6. Provide a Snapshot of Your Household Expenses
Do your kids know what a mortgage is? Or that you have to pay for electricity, food, clothing, and even their precious Wifi? They may have heard you mention these things from time to time, but it’s even more helpful to them to see what that looks like.
Consider listing all of your monthly household expenses, including what you contribute to saving for the future. While the exact numbers may not be meaningful for them, if you put it into a pie chart to represent what you have to spend to live your current lifestyle, they can understand what financial responsibility looks like.
7. Talk About Your Family’s Financial Values
Every family has a unique relationship with money. For some of us, takeout on Friday nights is as necessary as the water bill we pay each month. Others would rather direct that money to an annual vacation fund. Of course, our household income will have a huge impact on what we consider “worth” the money.
Think about having a family meeting in which each member of the family – including young children – weigh in on the things that money can buy that are most important to them and adjust your family budget accordingly. The next time you say no to an impulse purchase, you can refer back to what you all decided was worth investing in.
8. Be Honest About Money’s Place in the World
Even young children quickly grasp that not everyone has the same amount of money. It’s important to talk to your kids about privilege and inequality and some of the many ways that the playing field is not level for everyone.
Money has the power to help someone change their circumstances, e.g. getting an education that leads to a satisfying, stable job. It can also shut people out of opportunities, e.g. not being able to afford that education. It’s complicated and every family will have their own point of view on it.
Encourage your kids, from a young age, to think about money’s role in their life and the world at large.
9. Give Them an Opportunity to Manage Money from a Young Age…

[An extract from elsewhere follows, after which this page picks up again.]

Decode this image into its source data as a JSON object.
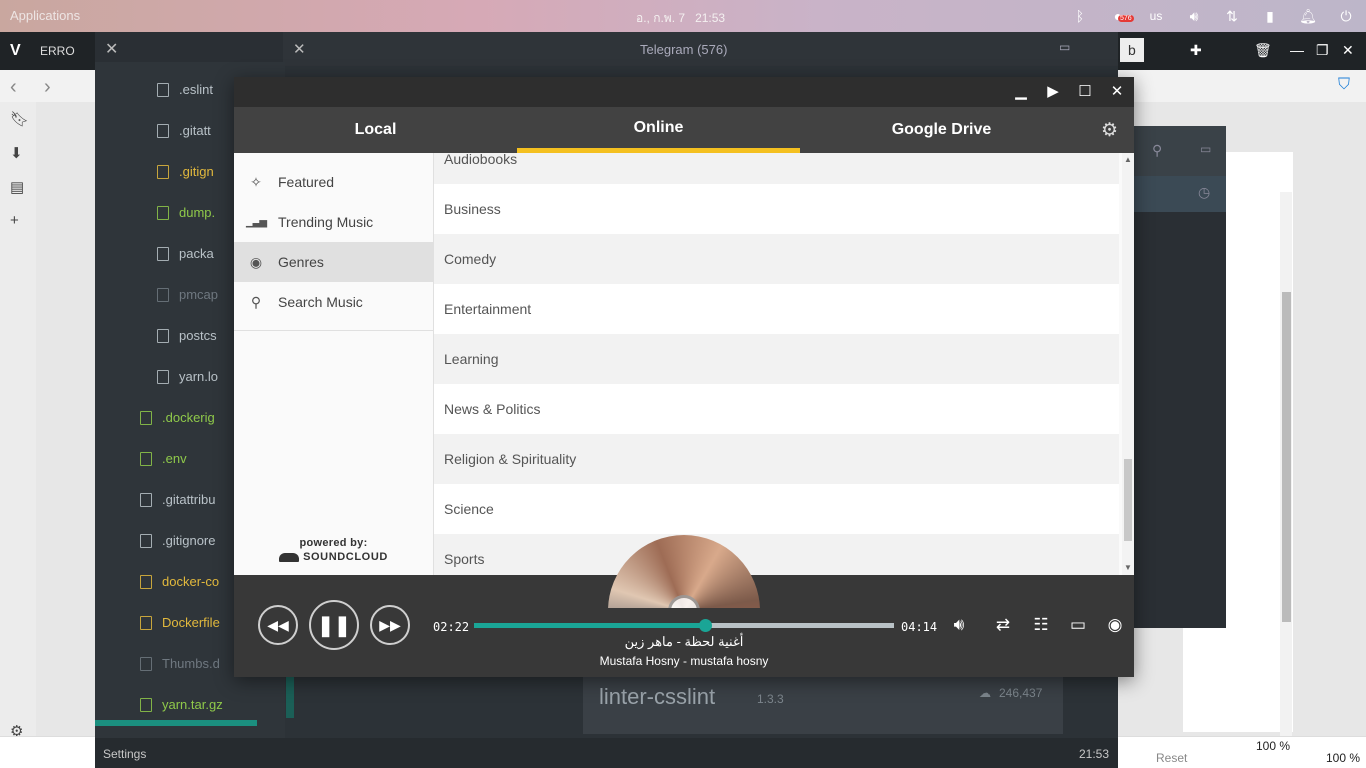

Do your kids have an allowance? For very young kids, a weekly allowance that equals their age is a great way to get the financial literacy ball rolling. Invest in the proverbial piggy bank to help teach kids to find their own financial way in the world.
As they get older, and money becomes more important to them, they’ll have to learn how to manage their desires with limited resources—just like adults.
10. … And Let Them Make Mistakes
It’s interesting to see what individual kids will choose to do with their money and what spending habits they’ll develop over the long term. Some of them may hoard it, others will spend it as fast as they get it. Either way, they’re learning.
You’ll observe many “aha” moments without having to say a word, including when they blow it all on candy or iced coffee and realize they don’t have enough money for a big-ticket item they really want. This is a valuable lesson about the perils of consumption and instant gratification vs. mindful spending.
11. Set Your Kids Up with a Youth Savings Account
It’s never too early to learn about financial products like checking and savings accounts. Most banks and credit unions have a free account where kids can park their money. This gives them an opportunity to learn how to use an ATM and the responsibility to keep track of their debit card. (Even when they inevitably lose it, walking into the bank and getting a replacement is good practice.)
If you give them an allowance, you may choose to pay up in cash or transfer the funds electronically. They need experience managing all forms of money!
12. Incorporate New Financial Literacy Concepts Every Year
Don’t wait until they’re old enough to apply for their own credit card before explaining the concept to your kids. Depending on their interest and maturity, they may be ready to learn about advanced financial concepts and good financial habits when they’re in middle school.
Make it a point to introduce them to everything you know about managing personal finances before they go to college. You may even do some researching and learning together!